This concept of issue ownership sprang up first in the work of the American political scientist John Petrocik. According to his account, the association of a party with issue competence isn’t necessarily based on actual performance. Voters don’t carefully follow what a party is doing or what a candidate has delivered (or failed to deliver). Rather, the reputation builds up over time and become ingrained at an almost subconscious level — which is what makes it incredibly hard to challenge. Labor owns health almost no matter how bad the health system gets on its watch.
Or, take another example, the Coalition and migration. According to this “sticky” theory of issue ownership, even if Labor adopts the same policies as its opponent, voters will still see the Coalition as more credible and effective at managing migration. These perceptions are entrenched; they are not continuously re-evaluated as new information comes in. A change in issue ownership doesn’t come easily, according to Petrocik. Only an especially acute crisis shakes voters out of their assumptions about who owns what.
Such a notion has profound implications for campaign strategies. It pushes parties to campaign about their issues and to ignore their opponents’ issues. To take the alternative course — to try to show voters why you would do better in your opponent’s areas of strength — is to fall into a kind of strategic trap.
A classic case, the 1994 governor’s race for California, has been described by American scholar Adam Simon. Simon shows how the Democratic frontrunner in that campaign, Kathleen Brown, blew a twenty-point lead against incumbent Republican Pete Wilson. Wilson was unpopular because of the dire economic situation he had presided over in California. But although Brown was the preferred candidate for economic management among voters, he succeeded in moving the focus of the campaign towards illegal immigration, in part by pairing it with his controversial Proposition 187 vote to cut off most social services to undocumented migrants.
Brown’s mistake was to follow Wilson into that territory. She stopped campaigning on the economy and education, started critiquing Wilson’s Proposition and launched her own immigration policies, courting endorsements from immigration-focused groups and explaining to voters that she was tougher than she looked on the question. It was a disaster: Wilson, having polled just 29 per cent support a year earlier, won the election by a devastating fourteen points. Had Brown simply ignored Wilson’s campaign and stuck with the economy, so the theory goes, Wilson would have been toast.

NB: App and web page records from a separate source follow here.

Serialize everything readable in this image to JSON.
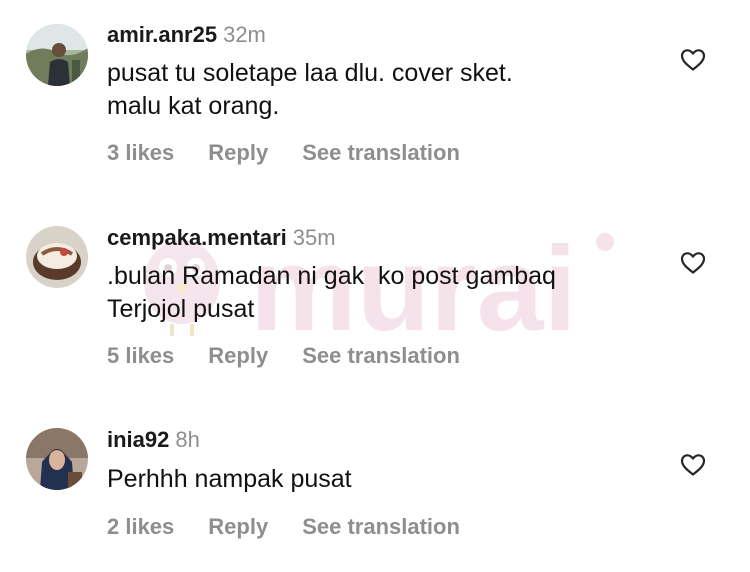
{
  "watermark": {
    "text": "murai"
  },
  "comments": [
    {
      "username": "amir.anr25",
      "time": "32m",
      "text": "pusat tu soletape laa dlu. cover sket.\nmalu kat orang.",
      "likes": "3 likes",
      "reply": "Reply",
      "translate": "See translation",
      "avatar_icon": "avatar-outdoor-photo"
    },
    {
      "username": "cempaka.mentari",
      "time": "35m",
      "text": ".bulan Ramadan ni gak  ko post gambaq\nTerjojol pusat",
      "likes": "5 likes",
      "reply": "Reply",
      "translate": "See translation",
      "avatar_icon": "avatar-dessert-photo"
    },
    {
      "username": "inia92",
      "time": "8h",
      "text": "Perhhh nampak pusat",
      "likes": "2 likes",
      "reply": "Reply",
      "translate": "See translation",
      "avatar_icon": "avatar-person-photo"
    }
  ],
  "colors": {
    "text": "#111111",
    "muted": "#8e8e8e",
    "watermark": "#f3d6e3"
  },
  "icons": {
    "like": "heart-outline-icon"
  }
}
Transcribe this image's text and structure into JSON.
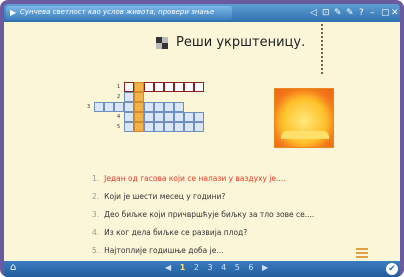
{
  "window": {
    "title": "Сунчева светлост као услов живота, провери знање",
    "tab_arrow": "▶",
    "toolbar_icons": [
      "send-icon",
      "fullscreen-icon",
      "pen-icon",
      "settings-icon",
      "help-icon",
      "minimize-icon",
      "maximize-icon",
      "close-icon"
    ],
    "toolbar_glyphs": [
      "◁",
      "⊡",
      "✎",
      "✎",
      "?",
      "–",
      "▢",
      "✕"
    ]
  },
  "heading": "Реши укрштеницу.",
  "crossword": {
    "row_numbers": [
      "1",
      "2",
      "3",
      "4",
      "5"
    ],
    "highlight_color": "#f2b24a",
    "cell_color": "#dbe6f5"
  },
  "clues": [
    {
      "num": "1.",
      "text": "Један од гасова који се налази у ваздуху је....",
      "active": true
    },
    {
      "num": "2.",
      "text": "Који је шести месец у години?",
      "active": false
    },
    {
      "num": "3.",
      "text": "Део биљке који причвршћује биљку за тло зове се....",
      "active": false
    },
    {
      "num": "4.",
      "text": "Из ког дела биљке се развија плод?",
      "active": false
    },
    {
      "num": "5.",
      "text": "Најтоплије годишње доба је...",
      "active": false
    }
  ],
  "bottom": {
    "home_glyph": "⌂",
    "prev_glyph": "◀",
    "next_glyph": "▶",
    "pages": [
      "1",
      "2",
      "3",
      "4",
      "5",
      "6"
    ],
    "current_page": "1",
    "check_glyph": "✔"
  },
  "colors": {
    "frame": "#6a5aa0",
    "titlebar": "#2f6fae",
    "content_bg": "#fbf6d8",
    "active_clue": "#e63a2a"
  }
}
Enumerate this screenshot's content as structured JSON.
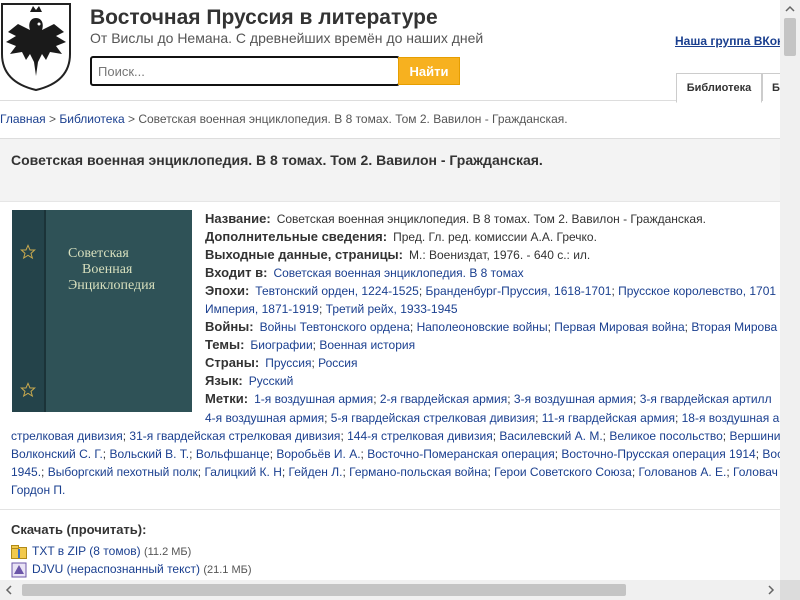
{
  "header": {
    "site_title": "Восточная Пруссия в литературе",
    "site_subtitle": "От Вислы до Немана. С древнейших времён до наших дней",
    "search_placeholder": "Поиск...",
    "search_button": "Найти",
    "vk_link": "Наша группа ВКонтакте",
    "tabs": [
      "Библиотека",
      "Б"
    ]
  },
  "breadcrumb": {
    "home": "Главная",
    "library": "Библиотека",
    "current": "Советская военная энциклопедия. В 8 томах. Том 2. Вавилон - Гражданская.",
    "sep": ">"
  },
  "page_title": "Советская военная энциклопедия. В 8 томах. Том 2. Вавилон - Гражданская.",
  "cover_text": [
    "Советская",
    "Военная",
    "Энциклопедия"
  ],
  "details": {
    "name_label": "Название:",
    "name_value": "Советская военная энциклопедия. В 8 томах. Том 2. Вавилон - Гражданская.",
    "extra_label": "Дополнительные сведения:",
    "extra_value": "Пред. Гл. ред. комиссии А.А. Гречко.",
    "output_label": "Выходные данные, страницы:",
    "output_value": "М.: Воениздат, 1976. - 640 с.: ил.",
    "part_of_label": "Входит в:",
    "part_of_value": "Советская военная энциклопедия. В 8 томах",
    "eras_label": "Эпохи:",
    "eras": [
      "Тевтонский орден, 1224-1525",
      "Бранденбург-Пруссия, 1618-1701",
      "Прусское королевство, 1701"
    ],
    "eras_line2": [
      "Империя, 1871-1919",
      "Третий рейх, 1933-1945"
    ],
    "wars_label": "Войны:",
    "wars": [
      "Войны Тевтонского ордена",
      "Наполеоновские войны",
      "Первая Мировая война",
      "Вторая Мирова"
    ],
    "themes_label": "Темы:",
    "themes": [
      "Биографии",
      "Военная история"
    ],
    "countries_label": "Страны:",
    "countries": [
      "Пруссия",
      "Россия"
    ],
    "language_label": "Язык:",
    "language_value": "Русский",
    "tags_label": "Метки:",
    "tags_line1": [
      "1-я воздушная армия",
      "2-я гвардейская армия",
      "3-я воздушная армия",
      "3-я гвардейская артилл"
    ],
    "tags_line2": [
      "4-я воздушная армия",
      "5-я гвардейская стрелковая дивизия",
      "11-я гвардейская армия",
      "18-я воздушная а"
    ],
    "tags_line3": [
      "стрелковая дивизия",
      "31-я гвардейская стрелковая дивизия",
      "144-я стрелковая дивизия",
      "Василевский А. М.",
      "Великое посольство",
      "Вершини"
    ],
    "tags_line4": [
      "Волконский С. Г.",
      "Вольский В. Т.",
      "Вольфшанце",
      "Воробьёв И. А.",
      "Восточно-Померанская операция",
      "Восточно-Прусская операция 1914",
      "Вос"
    ],
    "tags_line5": [
      "1945.",
      "Выборгский пехотный полк",
      "Галицкий К. Н",
      "Гейден Л.",
      "Германо-польская война",
      "Герои Советского Союза",
      "Голованов А. Е.",
      "Головач"
    ],
    "tags_line6": [
      "Гордон П."
    ]
  },
  "download": {
    "heading": "Скачать (прочитать):",
    "items": [
      {
        "label": "TXT в ZIP (8 томов)",
        "size": "(11.2 МБ)"
      },
      {
        "label": "DJVU (нераспознанный текст)",
        "size": "(21.1 МБ)"
      }
    ]
  },
  "colors": {
    "accent_button": "#f7b11f",
    "link": "#1a3f8f",
    "cover": "#2f5257"
  },
  "icons": {
    "logo": "prussian-eagle-icon",
    "zip": "zip-archive-icon",
    "djvu": "djvu-file-icon"
  }
}
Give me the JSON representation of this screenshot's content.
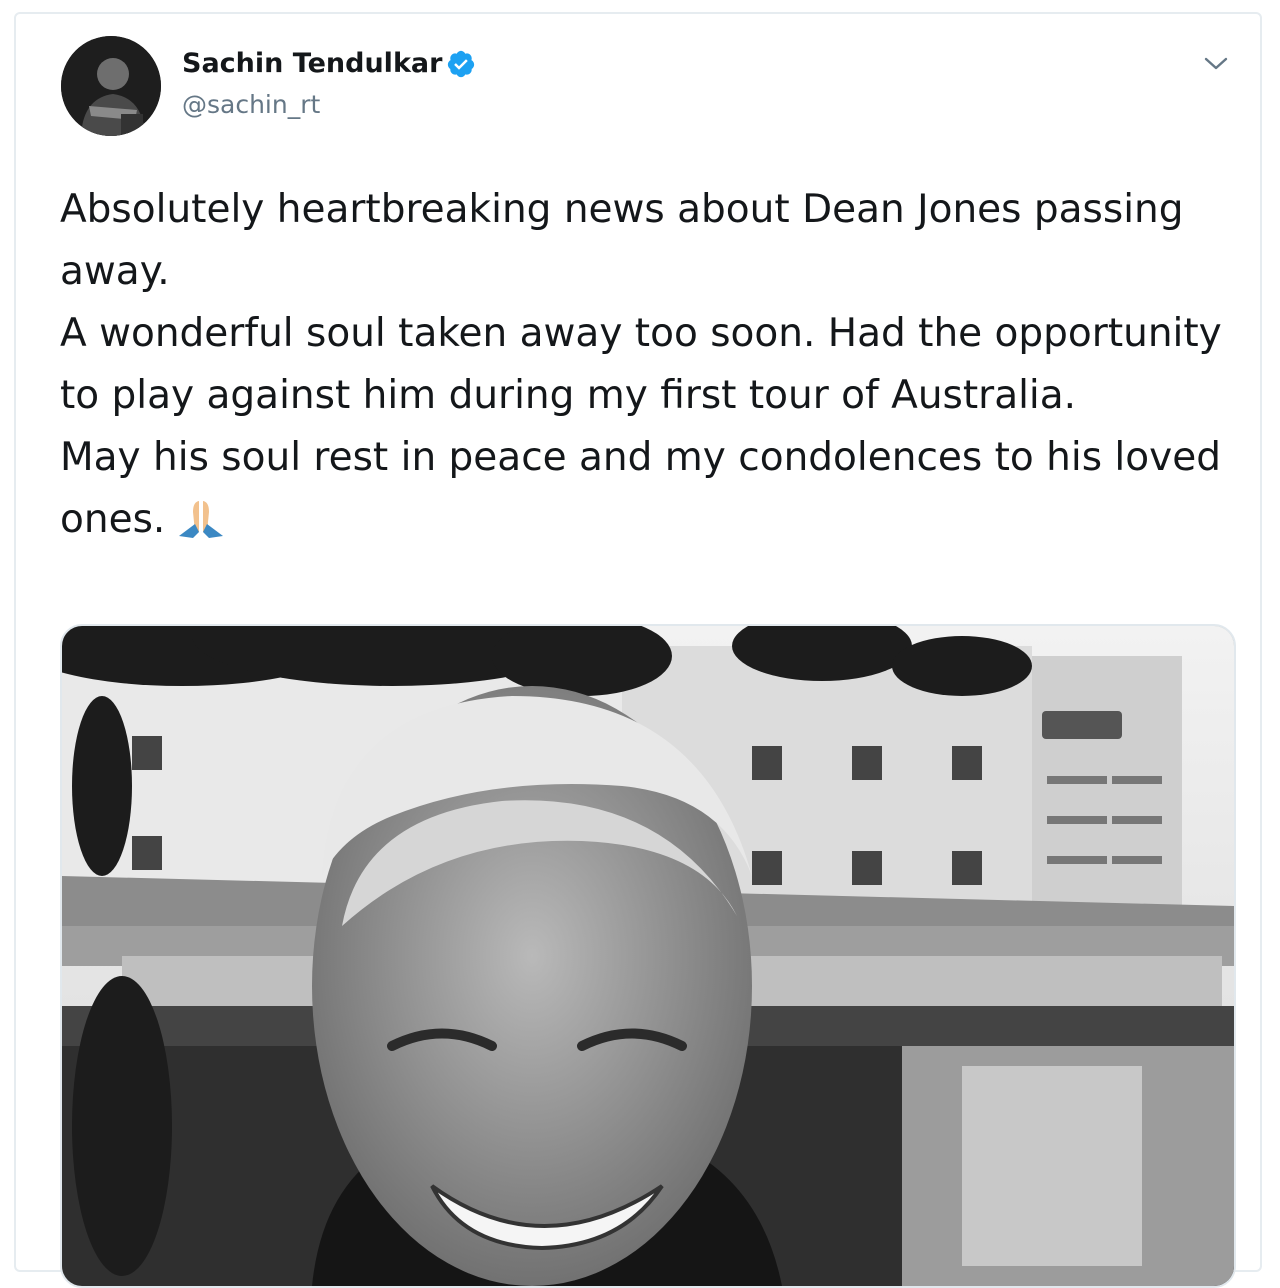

Matthew Guy could well be leading the Liberals into a similar trap. Despite the real problems in the health system, it seems entirely plausible that Labor is still more trusted by most voters on health than are the Liberals. If that’s the case, every time Guy elevates the issue he is sending undecided voters back Labor rather than to the Liberals. Every attack, every promise for more health funding, is another reminder to vote Labor — or so the theory goes.
This is not a sure thing of course — Guy could be making a dent in Labor’s ownership of health. Maybe Victoria’s crisis is acute enough for voters to shake off their assumptions and shift — we shall have to see. But the theory suggests this is close to impossible to do.
Whatever your partisan preferences, there’s something grim about Guy’s campaign on health backfiring in this way. It would seem to encourage more “African gangs”–style campaigning — the strategy of changing the topic, avoiding opponents’ issues, avoiding real dialogue. The Liberals are showing a certain admirable bravery by engaging in real debate about the issue at the top of voters’ agenda rather than trying to direct attention elsewhere. We would be better served, as an electorate, if we had more debates like this. •